That aside, the film is pretty much perfect. And in the time I've had to mull over the screning in the past week, my qualms aren't enough of a stain on the overall film to detract it from a rating of
I've made a lot of comparisons in my head between this film and No Country for Old Men in the past week. To cut to the quick, I'll just say that my misgivings about No Country amounting to an impeccably executed genre exercise were pretty much cemented after seeing There Will Be Blood. As impressively detail-oriented as the Coens were, Anderson's film is equally immersed in its world, hammering out every detail as intensely as the recurring image of Day-Lewis hammering away at the world with pickaxes, shovels, gun barrels and bowling pins. But what takes Anderson's film a league beyond in my book is the energy behind it. I applaud the Coens for being more restrained in their absurdist scenarios with this last film, but looking at how There Will Be Blood moves through one amazing scene after another while barely calling attention to its own consummate craft, the studiedness of the Coens' set pieces feel precious in comparison.
On my second day of vacation (first day was spent at the New Jersey DMV, sampling Latino delicacies in Union City, and then making the 3,000 mile commute to SF) I finally got a moment to read the point/counterpoint between reviews on the film by Ed Gonzalez and Nick Schager on Slant. Nick seems to be a step ahead of me in having no reservations lauding the film despite finding the same weaknesses in the Paul Dano character as I've mentioned above. Ed's review is one of the few takedowns of the film published so far, and while his litany of grievances is as rangy as a PT Anderson film, his distrust over the film's ambiguous characterizations, character motivations, lack of humanism and substance beyond its ecstatic style are deserve consideration.
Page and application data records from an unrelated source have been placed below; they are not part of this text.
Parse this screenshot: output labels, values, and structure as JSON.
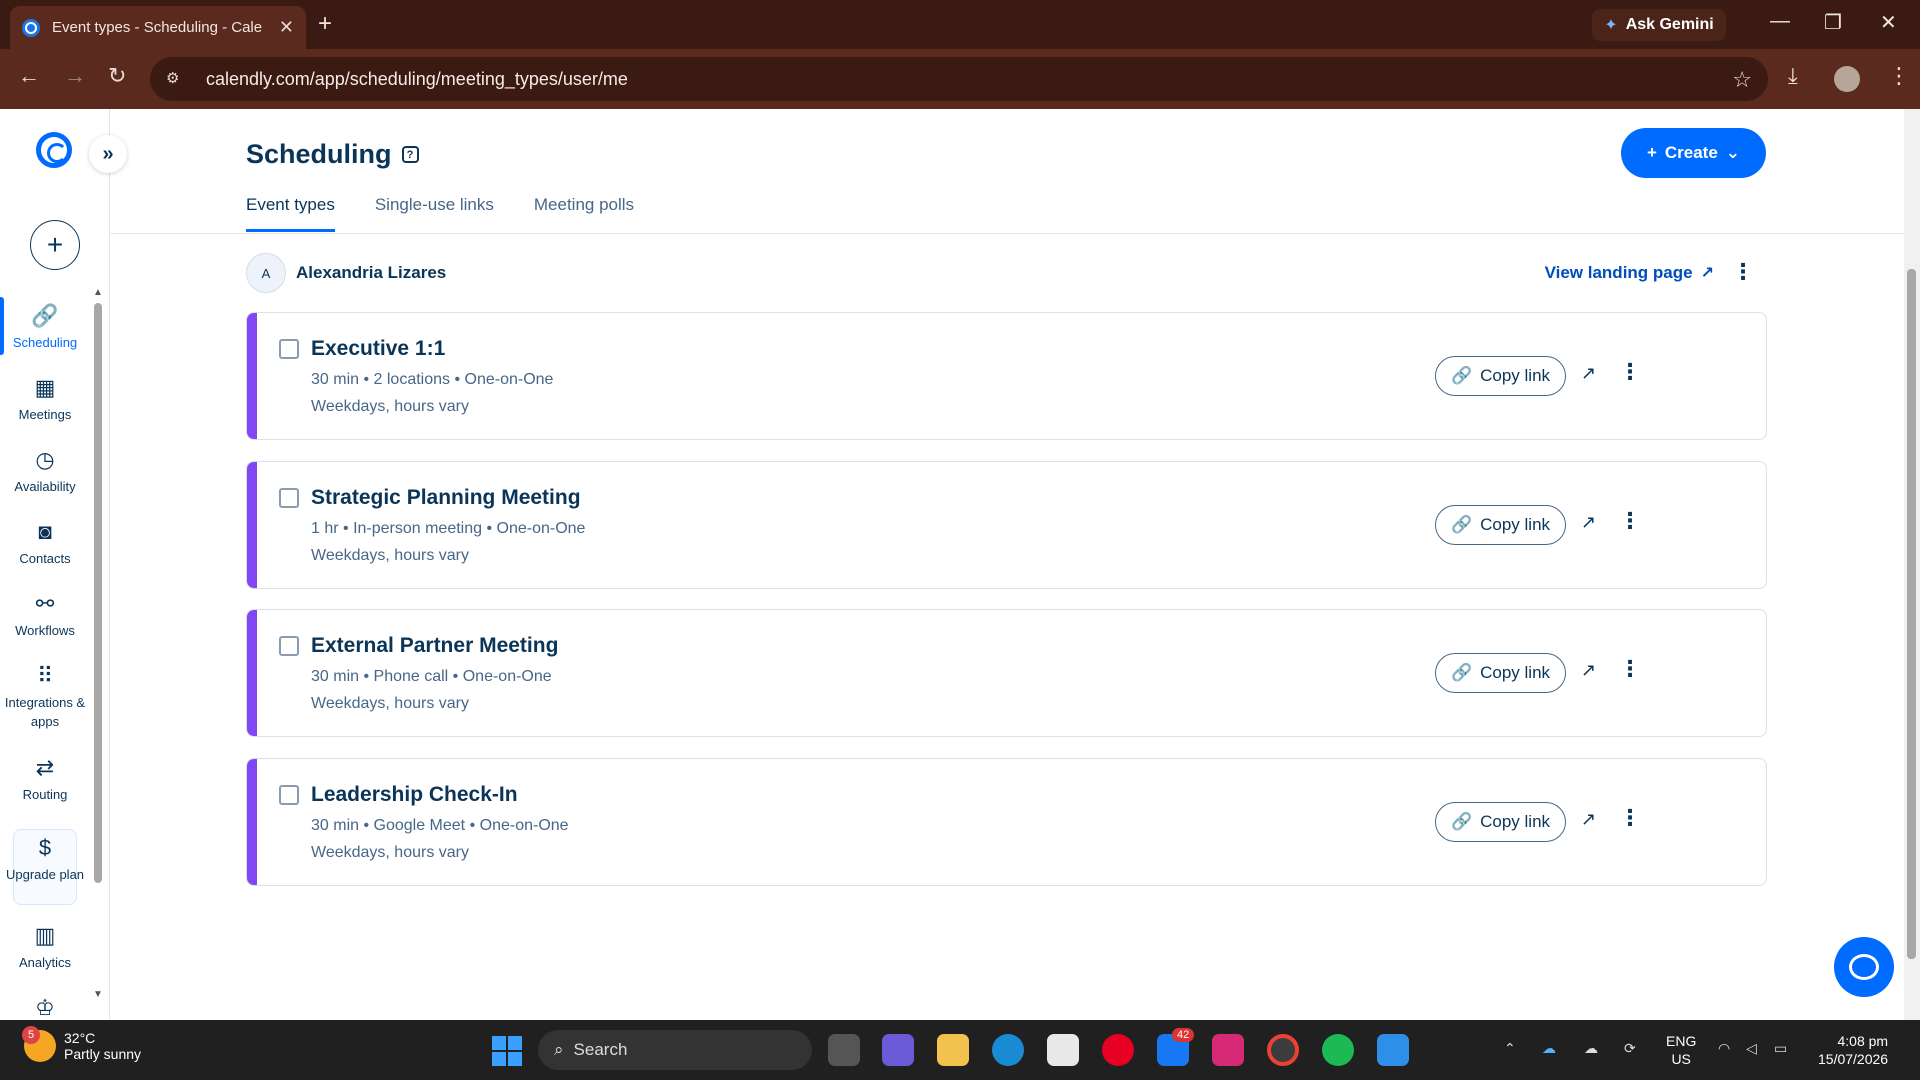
{
  "browser": {
    "tab_title": "Event types - Scheduling - Cale",
    "url": "calendly.com/app/scheduling/meeting_types/user/me",
    "gemini_label": "Ask Gemini"
  },
  "sidebar": {
    "items": [
      {
        "label": "Scheduling",
        "icon": "link-icon"
      },
      {
        "label": "Meetings",
        "icon": "calendar-icon"
      },
      {
        "label": "Availability",
        "icon": "clock-icon"
      },
      {
        "label": "Contacts",
        "icon": "contact-icon"
      },
      {
        "label": "Workflows",
        "icon": "workflow-icon"
      },
      {
        "label": "Integrations & apps",
        "icon": "grid-icon"
      },
      {
        "label": "Routing",
        "icon": "routing-icon"
      },
      {
        "label": "Upgrade plan",
        "icon": "dollar-icon"
      },
      {
        "label": "Analytics",
        "icon": "chart-icon"
      }
    ]
  },
  "header": {
    "title": "Scheduling",
    "create_label": "Create",
    "tabs": [
      "Event types",
      "Single-use links",
      "Meeting polls"
    ]
  },
  "user": {
    "initial": "A",
    "name": "Alexandria Lizares",
    "landing_label": "View landing page"
  },
  "events": [
    {
      "name": "Executive 1:1",
      "meta": "30 min • 2 locations • One-on-One",
      "schedule": "Weekdays, hours vary",
      "copy_label": "Copy link"
    },
    {
      "name": "Strategic Planning Meeting",
      "meta": "1 hr • In-person meeting • One-on-One",
      "schedule": "Weekdays, hours vary",
      "copy_label": "Copy link"
    },
    {
      "name": "External Partner Meeting",
      "meta": "30 min • Phone call • One-on-One",
      "schedule": "Weekdays, hours vary",
      "copy_label": "Copy link"
    },
    {
      "name": "Leadership Check-In",
      "meta": "30 min • Google Meet • One-on-One",
      "schedule": "Weekdays, hours vary",
      "copy_label": "Copy link"
    }
  ],
  "accent_color": "#006bff",
  "event_color": "#8247f5",
  "taskbar": {
    "weather_temp": "32°C",
    "weather_desc": "Partly sunny",
    "weather_badge": "5",
    "search_label": "Search",
    "notif_count": "42",
    "lang_top": "ENG",
    "lang_bottom": "US",
    "time": "4:08 pm",
    "date": "15/07/2026"
  }
}
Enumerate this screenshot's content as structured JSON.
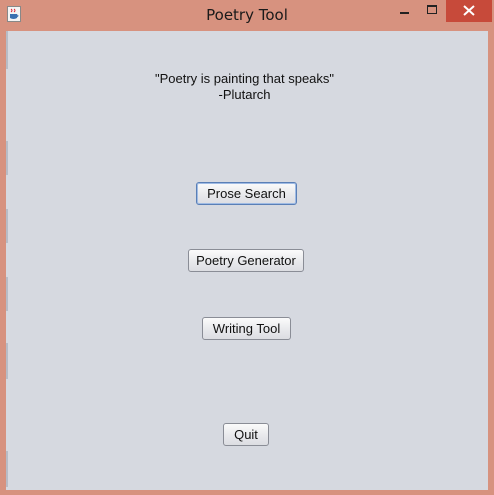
{
  "window": {
    "title": "Poetry Tool",
    "icon": "java-cup-icon"
  },
  "quote": {
    "text": "\"Poetry is painting that speaks\"",
    "author": "-Plutarch"
  },
  "buttons": {
    "prose_search": "Prose Search",
    "poetry_generator": "Poetry Generator",
    "writing_tool": "Writing Tool",
    "quit": "Quit"
  },
  "colors": {
    "frame": "#d7927f",
    "close": "#c74a3a",
    "client": "#d6d9e0"
  }
}
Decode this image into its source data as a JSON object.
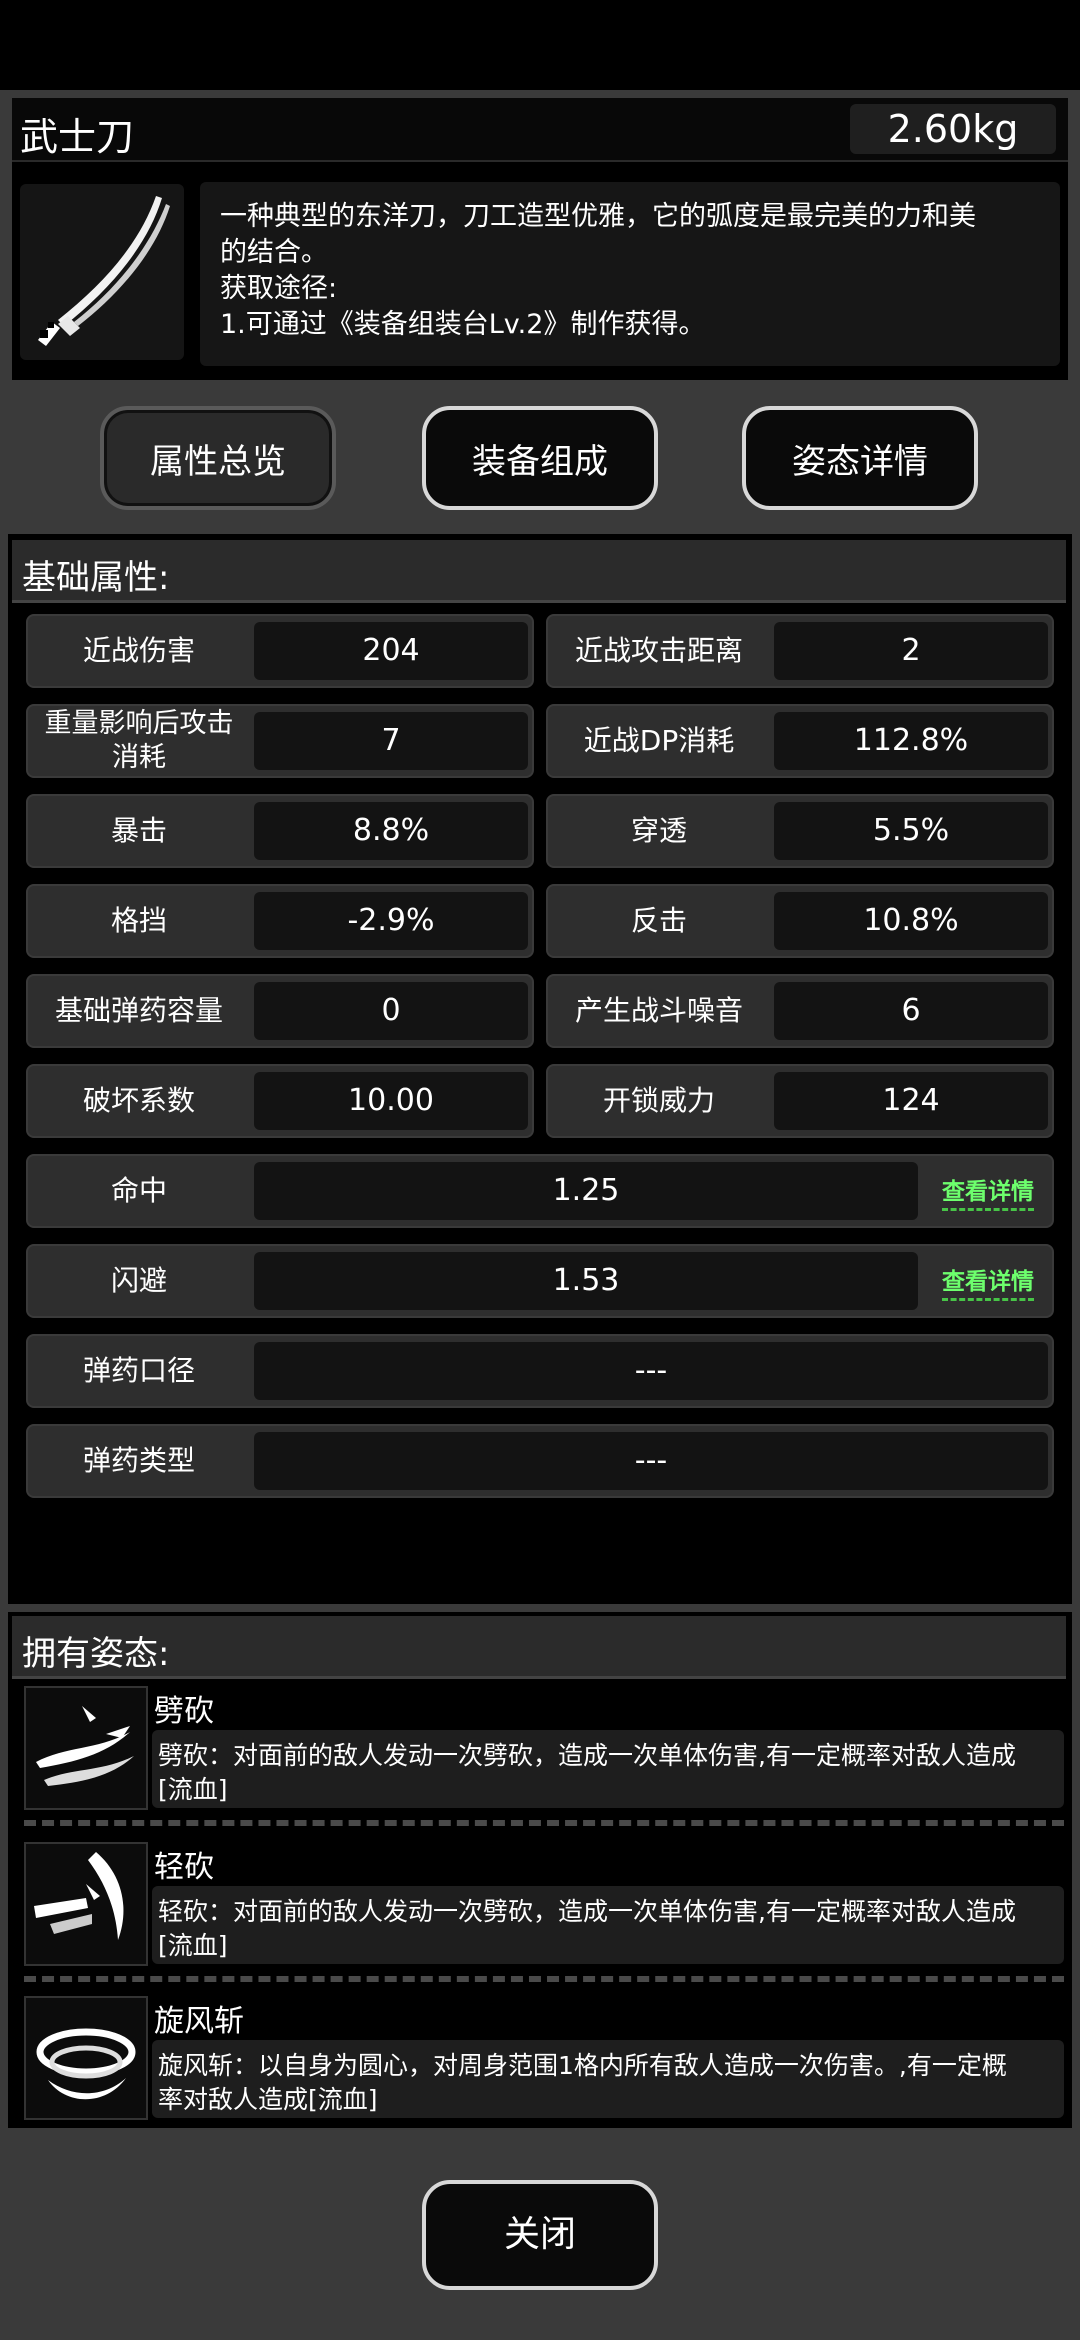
{
  "item": {
    "name": "武士刀",
    "weight": "2.60kg",
    "icon": "katana-icon",
    "description_lines": [
      "一种典型的东洋刀，刀工造型优雅，它的弧度是最完美的力和美",
      "的结合。",
      "获取途径:",
      "1.可通过《装备组装台Lv.2》制作获得。"
    ]
  },
  "tabs": [
    {
      "label": "属性总览",
      "selected": true
    },
    {
      "label": "装备组成",
      "selected": false
    },
    {
      "label": "姿态详情",
      "selected": false
    }
  ],
  "basic": {
    "title": "基础属性:",
    "pairs": [
      {
        "l1": "近战伤害",
        "v1": "204",
        "l2": "近战攻击距离",
        "v2": "2"
      },
      {
        "l1": "重量影响后攻击消耗",
        "v1": "7",
        "l2": "近战DP消耗",
        "v2": "112.8%"
      },
      {
        "l1": "暴击",
        "v1": "8.8%",
        "l2": "穿透",
        "v2": "5.5%"
      },
      {
        "l1": "格挡",
        "v1": "-2.9%",
        "l2": "反击",
        "v2": "10.8%"
      },
      {
        "l1": "基础弹药容量",
        "v1": "0",
        "l2": "产生战斗噪音",
        "v2": "6"
      },
      {
        "l1": "破坏系数",
        "v1": "10.00",
        "l2": "开锁威力",
        "v2": "124"
      }
    ],
    "wide": [
      {
        "label": "命中",
        "value": "1.25",
        "link": "查看详情"
      },
      {
        "label": "闪避",
        "value": "1.53",
        "link": "查看详情"
      },
      {
        "label": "弹药口径",
        "value": "---"
      },
      {
        "label": "弹药类型",
        "value": "---"
      }
    ]
  },
  "stances": {
    "title": "拥有姿态:",
    "items": [
      {
        "name": "劈砍",
        "icon": "chop-slash-icon",
        "desc_lines": [
          "劈砍：对面前的敌人发动一次劈砍，造成一次单体伤害,有一定概率对敌人造成",
          "[流血]"
        ]
      },
      {
        "name": "轻砍",
        "icon": "light-slash-icon",
        "desc_lines": [
          "轻砍：对面前的敌人发动一次劈砍，造成一次单体伤害,有一定概率对敌人造成",
          "[流血]"
        ]
      },
      {
        "name": "旋风斩",
        "icon": "whirlwind-slash-icon",
        "desc_lines": [
          "旋风斩：以自身为圆心，对周身范围1格内所有敌人造成一次伤害。,有一定概",
          "率对敌人造成[流血]"
        ]
      }
    ]
  },
  "footer": {
    "close_label": "关闭"
  }
}
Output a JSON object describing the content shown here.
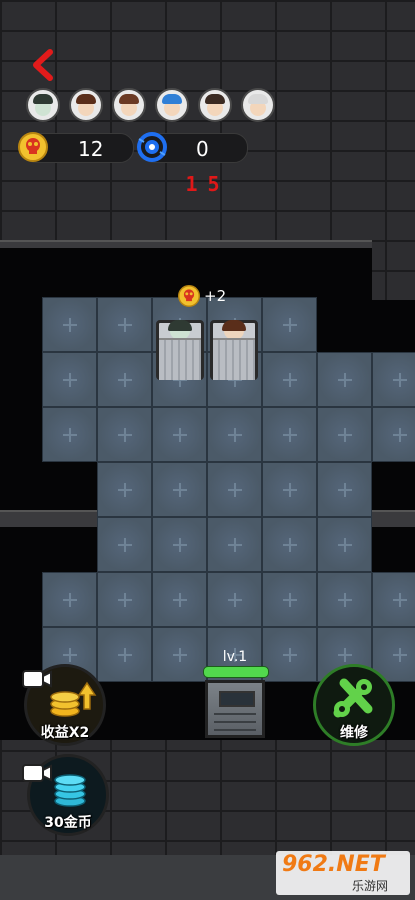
{
  "hud": {
    "skull_count": "12",
    "energy_count": "0",
    "timer": "15",
    "bonus": "+2"
  },
  "avatars": [
    {
      "name": "ghost-green",
      "hair": "#2f3a33",
      "skin": "#cfe3d3"
    },
    {
      "name": "brown-hair-boy",
      "hair": "#5a2e1a",
      "skin": "#f3d6bb"
    },
    {
      "name": "brown-hair-girl",
      "hair": "#6b3a24",
      "skin": "#f3d6bb"
    },
    {
      "name": "blue-hair",
      "hair": "#2f7fd6",
      "skin": "#f3d6bb"
    },
    {
      "name": "dark-hair",
      "hair": "#3a2a22",
      "skin": "#f3d6bb"
    },
    {
      "name": "old-man-glasses",
      "hair": "#d8d8d8",
      "skin": "#f3d6bb"
    }
  ],
  "door": {
    "level_label": "lv.1"
  },
  "buttons": {
    "double_income_label": "收益X2",
    "coins_label": "30金币",
    "repair_label": "维修"
  },
  "watermark": {
    "top": "962.NET",
    "bottom": "乐游网"
  },
  "colors": {
    "accent_red": "#e01818",
    "accent_green": "#52d94d",
    "coin_gold": "#f2c12e",
    "energy_blue": "#1f6ff0"
  }
}
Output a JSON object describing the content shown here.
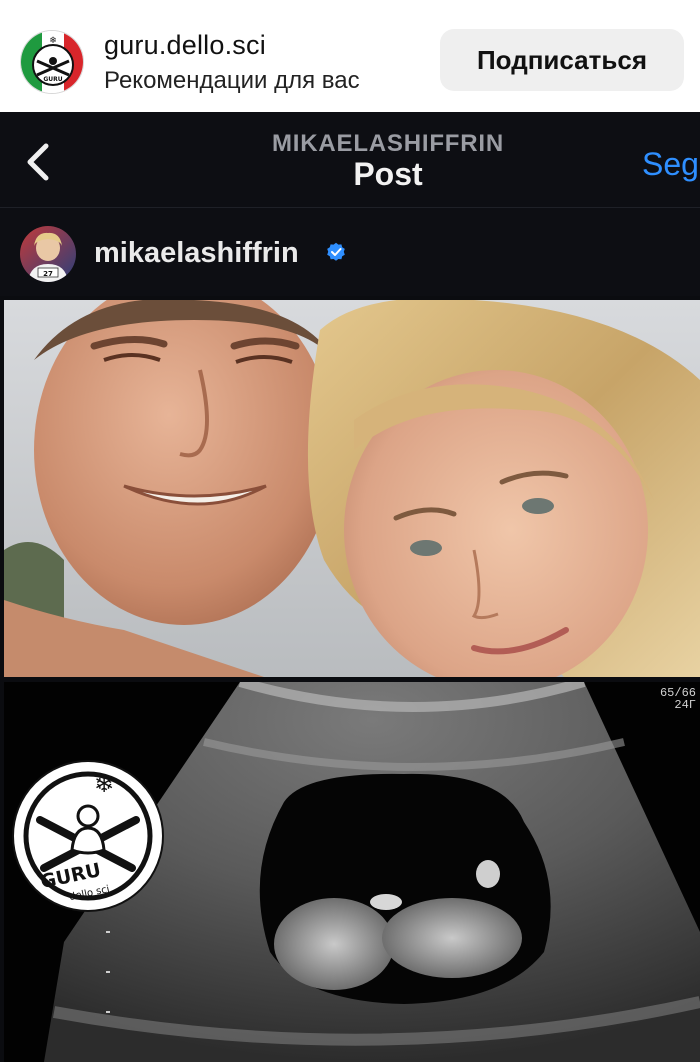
{
  "outer_header": {
    "account_name": "guru.dello.sci",
    "subtitle": "Рекомендации для вас",
    "follow_label": "Подписаться"
  },
  "embedded_post": {
    "nav_owner": "MIKAELASHIFFRIN",
    "nav_title": "Post",
    "nav_follow_label": "Seg",
    "author_name": "mikaelashiffrin",
    "verified": true,
    "verified_color": "#2f8fff"
  },
  "media": {
    "photo_1": "selfie-photo",
    "photo_2": "ultrasound-scan",
    "ultrasound_readout": [
      "65/66",
      "24Г"
    ]
  },
  "watermark": {
    "brand_text": "GURU",
    "brand_sub": "dello sci"
  },
  "colors": {
    "accent_blue": "#2f8fff",
    "dark_bg": "#0d0e13",
    "button_bg": "#efefef"
  }
}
But if all of this were true, then what's No Country for Old Men doing on his top ten list?